Retype each entry exactly.
++++
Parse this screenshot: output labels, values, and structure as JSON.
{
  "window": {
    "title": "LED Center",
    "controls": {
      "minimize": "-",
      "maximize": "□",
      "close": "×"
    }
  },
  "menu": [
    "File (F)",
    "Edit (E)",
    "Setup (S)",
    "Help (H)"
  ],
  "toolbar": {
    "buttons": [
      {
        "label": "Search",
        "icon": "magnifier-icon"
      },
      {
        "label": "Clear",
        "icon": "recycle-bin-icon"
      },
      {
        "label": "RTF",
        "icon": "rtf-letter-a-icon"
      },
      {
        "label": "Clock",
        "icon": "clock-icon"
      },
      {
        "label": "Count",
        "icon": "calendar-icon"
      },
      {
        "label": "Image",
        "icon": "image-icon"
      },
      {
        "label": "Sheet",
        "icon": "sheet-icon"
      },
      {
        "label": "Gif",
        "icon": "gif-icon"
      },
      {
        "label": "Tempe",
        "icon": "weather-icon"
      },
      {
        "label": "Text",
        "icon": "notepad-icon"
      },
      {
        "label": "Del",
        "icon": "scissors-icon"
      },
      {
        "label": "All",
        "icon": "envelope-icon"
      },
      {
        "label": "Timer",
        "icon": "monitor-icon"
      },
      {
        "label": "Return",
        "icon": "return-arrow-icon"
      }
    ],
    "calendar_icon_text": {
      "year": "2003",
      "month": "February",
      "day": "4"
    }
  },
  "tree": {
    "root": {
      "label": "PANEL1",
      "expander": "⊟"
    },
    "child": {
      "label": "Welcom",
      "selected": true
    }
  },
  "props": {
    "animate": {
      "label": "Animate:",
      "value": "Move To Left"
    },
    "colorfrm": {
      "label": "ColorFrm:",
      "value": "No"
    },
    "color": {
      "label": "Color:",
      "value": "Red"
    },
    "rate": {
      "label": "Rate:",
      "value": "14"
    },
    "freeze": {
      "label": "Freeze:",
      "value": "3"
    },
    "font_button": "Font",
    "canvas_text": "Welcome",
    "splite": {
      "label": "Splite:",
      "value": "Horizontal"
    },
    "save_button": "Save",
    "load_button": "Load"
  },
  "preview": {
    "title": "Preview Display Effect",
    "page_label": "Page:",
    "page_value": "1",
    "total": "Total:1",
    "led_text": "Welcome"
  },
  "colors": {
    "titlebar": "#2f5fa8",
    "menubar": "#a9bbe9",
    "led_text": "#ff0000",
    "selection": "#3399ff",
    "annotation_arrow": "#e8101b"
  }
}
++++
TASK RESPONSE:
Parse this screenshot: output labels, values, and structure as JSON.
{
  "window": {
    "title": "LED Center",
    "controls": {
      "minimize": "-",
      "maximize": "□",
      "close": "×"
    }
  },
  "menu": [
    "File (F)",
    "Edit (E)",
    "Setup (S)",
    "Help (H)"
  ],
  "toolbar": {
    "buttons": [
      {
        "label": "Search",
        "icon": "magnifier-icon"
      },
      {
        "label": "Clear",
        "icon": "recycle-bin-icon"
      },
      {
        "label": "RTF",
        "icon": "rtf-letter-a-icon"
      },
      {
        "label": "Clock",
        "icon": "clock-icon"
      },
      {
        "label": "Count",
        "icon": "calendar-icon"
      },
      {
        "label": "Image",
        "icon": "image-icon"
      },
      {
        "label": "Sheet",
        "icon": "sheet-icon"
      },
      {
        "label": "Gif",
        "icon": "gif-icon"
      },
      {
        "label": "Tempe",
        "icon": "weather-icon"
      },
      {
        "label": "Text",
        "icon": "notepad-icon"
      },
      {
        "label": "Del",
        "icon": "scissors-icon"
      },
      {
        "label": "All",
        "icon": "envelope-icon"
      },
      {
        "label": "Timer",
        "icon": "monitor-icon"
      },
      {
        "label": "Return",
        "icon": "return-arrow-icon"
      }
    ],
    "calendar_icon_text": {
      "year": "2003",
      "month": "February",
      "day": "4"
    }
  },
  "tree": {
    "root": {
      "label": "PANEL1",
      "expander": "⊟"
    },
    "child": {
      "label": "Welcom",
      "selected": true
    }
  },
  "props": {
    "animate": {
      "label": "Animate:",
      "value": "Move To Left"
    },
    "colorfrm": {
      "label": "ColorFrm:",
      "value": "No"
    },
    "color": {
      "label": "Color:",
      "value": "Red"
    },
    "rate": {
      "label": "Rate:",
      "value": "14"
    },
    "freeze": {
      "label": "Freeze:",
      "value": "3"
    },
    "font_button": "Font",
    "canvas_text": "Welcome",
    "splite": {
      "label": "Splite:",
      "value": "Horizontal"
    },
    "save_button": "Save",
    "load_button": "Load"
  },
  "preview": {
    "title": "Preview Display Effect",
    "page_label": "Page:",
    "page_value": "1",
    "total": "Total:1",
    "led_text": "Welcome"
  },
  "colors": {
    "titlebar": "#2f5fa8",
    "menubar": "#a9bbe9",
    "led_text": "#ff0000",
    "selection": "#3399ff",
    "annotation_arrow": "#e8101b"
  }
}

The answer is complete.